While searching for inspiration for the collection, McCullum said she knew she wanted to do something that excited her. She started with the broad idea of TV and movie plots. More specifically, she was inspired by American costume designer Gilbert Adrian, better known as Adrian, his work with Katharine Hepburn and the way Hepburn’s style played with gender expression.  

McCullum remembered the first image of Hepburn she saw was her sitting on a couch smoking a cigarette in an oversized suit and wide-legged trousers, and after a little research, McCullum decided, “this is what I need to pull from.”  

“My concept is basically fashion and film and its take on gender fluidity,” she said. “I was never truly girly, but at the same time, I wasn’t like a full tomboy. So, I kind of found a way to get a medium between that, and I feel like that’s what my collection is kind of representing as well.”    

During an interview before the show on Nov. 3, McCullum stood over an industrial sewing machine in Doster Hall, skillfully sewing the silky organza top for her men’s suit.
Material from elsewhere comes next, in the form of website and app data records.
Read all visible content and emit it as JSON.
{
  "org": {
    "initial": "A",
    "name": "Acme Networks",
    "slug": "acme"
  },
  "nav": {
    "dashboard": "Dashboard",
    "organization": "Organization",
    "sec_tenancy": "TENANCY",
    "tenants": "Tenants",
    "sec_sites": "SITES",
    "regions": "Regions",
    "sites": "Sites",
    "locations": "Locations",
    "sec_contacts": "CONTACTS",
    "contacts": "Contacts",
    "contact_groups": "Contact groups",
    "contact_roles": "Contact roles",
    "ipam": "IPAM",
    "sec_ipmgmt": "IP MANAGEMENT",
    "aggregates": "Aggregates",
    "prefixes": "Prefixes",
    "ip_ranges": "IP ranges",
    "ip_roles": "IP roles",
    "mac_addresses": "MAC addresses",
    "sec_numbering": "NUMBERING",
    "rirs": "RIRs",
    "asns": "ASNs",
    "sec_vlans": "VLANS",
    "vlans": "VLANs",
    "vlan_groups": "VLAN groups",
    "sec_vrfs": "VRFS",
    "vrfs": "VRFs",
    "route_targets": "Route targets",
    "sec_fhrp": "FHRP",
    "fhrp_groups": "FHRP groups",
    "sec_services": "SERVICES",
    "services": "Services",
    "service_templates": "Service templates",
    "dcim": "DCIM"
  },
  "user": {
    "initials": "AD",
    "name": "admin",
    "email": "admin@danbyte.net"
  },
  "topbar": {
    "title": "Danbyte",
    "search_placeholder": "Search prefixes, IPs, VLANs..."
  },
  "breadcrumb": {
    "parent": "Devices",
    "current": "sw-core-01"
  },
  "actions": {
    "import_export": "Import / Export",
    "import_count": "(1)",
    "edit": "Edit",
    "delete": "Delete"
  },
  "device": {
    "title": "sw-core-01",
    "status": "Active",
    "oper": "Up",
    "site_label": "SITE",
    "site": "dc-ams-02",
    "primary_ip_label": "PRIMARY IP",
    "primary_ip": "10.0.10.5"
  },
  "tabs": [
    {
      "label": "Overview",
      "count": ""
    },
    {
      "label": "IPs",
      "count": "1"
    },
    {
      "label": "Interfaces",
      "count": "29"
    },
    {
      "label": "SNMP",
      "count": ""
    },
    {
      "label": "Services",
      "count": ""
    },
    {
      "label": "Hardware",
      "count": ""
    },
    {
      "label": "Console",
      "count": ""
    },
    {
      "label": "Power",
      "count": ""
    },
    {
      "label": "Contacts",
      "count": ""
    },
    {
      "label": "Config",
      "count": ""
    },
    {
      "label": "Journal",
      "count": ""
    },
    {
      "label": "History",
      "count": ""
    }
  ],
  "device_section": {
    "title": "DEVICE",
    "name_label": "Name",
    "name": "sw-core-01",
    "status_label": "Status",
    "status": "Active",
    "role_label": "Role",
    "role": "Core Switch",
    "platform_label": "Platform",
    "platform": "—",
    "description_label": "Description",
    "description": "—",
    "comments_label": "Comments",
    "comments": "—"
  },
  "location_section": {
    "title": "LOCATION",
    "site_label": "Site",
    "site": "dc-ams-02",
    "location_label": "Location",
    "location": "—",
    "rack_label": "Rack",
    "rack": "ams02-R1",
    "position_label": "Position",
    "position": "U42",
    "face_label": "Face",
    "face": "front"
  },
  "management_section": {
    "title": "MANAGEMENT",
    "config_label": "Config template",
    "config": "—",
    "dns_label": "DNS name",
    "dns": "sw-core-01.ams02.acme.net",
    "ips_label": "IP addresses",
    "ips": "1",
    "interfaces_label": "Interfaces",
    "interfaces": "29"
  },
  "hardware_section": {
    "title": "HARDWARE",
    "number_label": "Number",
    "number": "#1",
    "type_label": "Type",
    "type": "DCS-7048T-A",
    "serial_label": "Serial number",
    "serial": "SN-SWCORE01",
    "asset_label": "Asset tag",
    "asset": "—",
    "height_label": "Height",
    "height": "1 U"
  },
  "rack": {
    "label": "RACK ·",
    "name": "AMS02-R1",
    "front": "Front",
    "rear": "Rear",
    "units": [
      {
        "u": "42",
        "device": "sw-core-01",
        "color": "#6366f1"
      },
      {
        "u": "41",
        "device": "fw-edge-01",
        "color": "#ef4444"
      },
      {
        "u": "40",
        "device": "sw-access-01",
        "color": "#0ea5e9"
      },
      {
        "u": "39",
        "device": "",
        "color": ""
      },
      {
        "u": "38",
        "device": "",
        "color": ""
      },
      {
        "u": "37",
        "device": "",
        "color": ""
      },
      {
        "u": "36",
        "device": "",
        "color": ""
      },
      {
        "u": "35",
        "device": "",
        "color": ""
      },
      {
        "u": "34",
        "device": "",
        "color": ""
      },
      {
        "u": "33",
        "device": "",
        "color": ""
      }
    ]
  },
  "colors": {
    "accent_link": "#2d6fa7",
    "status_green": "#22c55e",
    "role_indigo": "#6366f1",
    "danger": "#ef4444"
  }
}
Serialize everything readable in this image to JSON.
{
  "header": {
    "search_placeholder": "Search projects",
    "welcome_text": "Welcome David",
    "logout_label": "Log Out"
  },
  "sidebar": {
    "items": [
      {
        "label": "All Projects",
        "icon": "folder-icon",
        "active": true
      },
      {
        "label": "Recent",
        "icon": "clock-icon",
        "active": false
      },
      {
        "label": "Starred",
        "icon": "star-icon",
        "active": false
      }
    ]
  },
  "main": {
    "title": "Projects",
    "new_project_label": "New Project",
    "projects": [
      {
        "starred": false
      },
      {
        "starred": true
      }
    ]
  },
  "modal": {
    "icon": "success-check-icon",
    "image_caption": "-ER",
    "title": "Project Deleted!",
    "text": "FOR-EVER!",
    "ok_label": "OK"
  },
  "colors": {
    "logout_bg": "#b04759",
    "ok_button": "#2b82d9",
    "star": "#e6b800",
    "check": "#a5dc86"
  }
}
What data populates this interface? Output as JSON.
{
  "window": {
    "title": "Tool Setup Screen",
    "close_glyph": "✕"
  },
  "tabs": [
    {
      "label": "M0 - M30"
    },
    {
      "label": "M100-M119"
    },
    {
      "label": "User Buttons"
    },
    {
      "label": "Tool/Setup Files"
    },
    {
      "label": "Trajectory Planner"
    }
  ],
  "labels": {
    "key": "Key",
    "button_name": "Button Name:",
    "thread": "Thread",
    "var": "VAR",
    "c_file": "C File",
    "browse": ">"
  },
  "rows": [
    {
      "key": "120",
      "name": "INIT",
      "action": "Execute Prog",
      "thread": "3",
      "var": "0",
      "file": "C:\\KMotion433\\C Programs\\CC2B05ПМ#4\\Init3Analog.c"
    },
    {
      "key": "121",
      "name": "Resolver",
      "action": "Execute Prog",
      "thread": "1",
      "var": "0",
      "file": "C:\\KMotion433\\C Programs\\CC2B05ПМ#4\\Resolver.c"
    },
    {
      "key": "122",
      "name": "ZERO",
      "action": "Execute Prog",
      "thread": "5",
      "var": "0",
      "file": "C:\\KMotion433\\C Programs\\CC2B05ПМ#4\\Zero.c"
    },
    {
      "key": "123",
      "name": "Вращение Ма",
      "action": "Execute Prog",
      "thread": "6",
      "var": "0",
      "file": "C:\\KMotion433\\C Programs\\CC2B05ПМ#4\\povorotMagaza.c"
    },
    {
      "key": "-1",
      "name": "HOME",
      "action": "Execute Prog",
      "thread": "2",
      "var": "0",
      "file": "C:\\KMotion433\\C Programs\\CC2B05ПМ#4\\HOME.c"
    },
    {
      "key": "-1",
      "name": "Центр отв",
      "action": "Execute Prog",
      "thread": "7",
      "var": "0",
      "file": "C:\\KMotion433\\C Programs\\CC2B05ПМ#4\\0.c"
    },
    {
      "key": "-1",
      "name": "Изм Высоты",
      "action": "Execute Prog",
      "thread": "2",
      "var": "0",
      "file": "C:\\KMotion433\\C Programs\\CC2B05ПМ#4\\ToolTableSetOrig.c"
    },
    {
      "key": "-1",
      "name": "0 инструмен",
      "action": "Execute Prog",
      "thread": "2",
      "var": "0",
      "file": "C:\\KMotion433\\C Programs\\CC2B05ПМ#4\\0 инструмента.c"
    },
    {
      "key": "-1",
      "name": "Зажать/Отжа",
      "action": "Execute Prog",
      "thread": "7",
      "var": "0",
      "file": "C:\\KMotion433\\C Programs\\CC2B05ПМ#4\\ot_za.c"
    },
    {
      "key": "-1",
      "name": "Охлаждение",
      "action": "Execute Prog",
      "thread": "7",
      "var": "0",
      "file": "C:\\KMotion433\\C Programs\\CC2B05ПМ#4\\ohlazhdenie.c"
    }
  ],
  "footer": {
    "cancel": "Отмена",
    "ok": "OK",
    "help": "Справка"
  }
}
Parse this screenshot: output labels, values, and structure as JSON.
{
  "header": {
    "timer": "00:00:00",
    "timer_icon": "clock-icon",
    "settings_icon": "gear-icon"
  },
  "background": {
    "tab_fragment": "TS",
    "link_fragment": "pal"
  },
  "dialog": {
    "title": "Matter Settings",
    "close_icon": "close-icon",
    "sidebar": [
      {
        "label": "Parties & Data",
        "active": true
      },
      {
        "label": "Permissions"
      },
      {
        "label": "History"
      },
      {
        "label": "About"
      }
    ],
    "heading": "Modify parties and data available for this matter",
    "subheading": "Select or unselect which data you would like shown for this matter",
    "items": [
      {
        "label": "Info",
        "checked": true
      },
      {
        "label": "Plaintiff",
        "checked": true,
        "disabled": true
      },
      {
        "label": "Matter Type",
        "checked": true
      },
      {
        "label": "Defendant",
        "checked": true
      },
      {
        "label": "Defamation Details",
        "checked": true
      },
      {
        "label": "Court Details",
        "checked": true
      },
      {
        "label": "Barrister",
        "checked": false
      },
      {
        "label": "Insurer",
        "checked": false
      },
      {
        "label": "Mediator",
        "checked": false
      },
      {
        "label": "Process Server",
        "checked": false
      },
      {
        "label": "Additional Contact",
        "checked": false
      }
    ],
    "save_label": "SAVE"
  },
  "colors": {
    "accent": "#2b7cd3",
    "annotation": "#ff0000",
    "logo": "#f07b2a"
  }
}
At the time, the look was her favorite silhouette she’d made so far since it was her first men’s look, and it was turning out better than she thought it would.  

Along with fluidity, McCullum said the biggest priority for her collection was functionality.  

“I was definitely thinking long-term as far as if someone wants to buy this, how could they wear it, and my design philosophy. I like to be cute and comfortable. So, making pieces that can be worn in an upscale location and in a low-key place was a big thing for me,” McCullum said. “I feel like you can see it on the red carpet, but at the same time, if you wanted to wear it to work or just a night out with your homegirls or the homeboys, that would be perfect as well.”   

She hoped that people would feel like they were at the movies when they saw it.  

“I want you to feel like you’re escaping into something when you see my collection,” McCullum said. “The same way you do … when you go to, like, a movie theater, and you’re sitting there, and for like an hour and a half, you’re just completely indulged in what’s in front of you.”    

Almost four months after the show, McCullum said she’d felt love from friends and strangers.  

“I wasn’t really sure what everyone’s reaction would be because it was so different, but it’s been very validating in knowing whether or not I’m going in the right direction with my brand,” she said.  

McCullum said the experience of creating her collection — a collection she’d started choosing models for in November 2021 and concepting last summer — had been personally, academically and professionally exciting, yet stressful.  

And now, with the showcase done, graduation over and McCullum moving to New York City in January to start working for Brandon Maxwell, a luxury women’s wear company, her excitement and stress hasn’t seemed to dissipate just yet.  

“If I’m being honest, because everything happened so fast and all at once, I don’t think I’ve had a true chance to process any of it,” McCullum said. “People ask me all the time, and I just say I don’t think it’s truly hit me yet, but I can say that I’m happy I was able to push through it all.”  

As she embarks on this brand-new journey, McCullum said she’d got a few new short-term and long-term goals to achieve professionally and personally, like getting completely settled into her apartment by the end of summer to be as productive as possible, and focusing on content creation.  

“Professionally, I just want to continue to make my mark, network, and educate myself on the industry while still working on my personal goal of building my brand, Melneich,” she said. “And, of course, explore the city and enjoy all it has to offer.”  

She also wants to get more serious about photography, music and modeling and hopefully find a way to merge all her passions.  

“Long term, I want to eventually become a true girl boss and be able to support myself financially solely on my own personal business ventures,” she said.  

And as for Melneich, McCullum said there’s more to come.  

“I don’t want to speak too soon… but I am working on having it officially available to the public at the end of the year,” she said.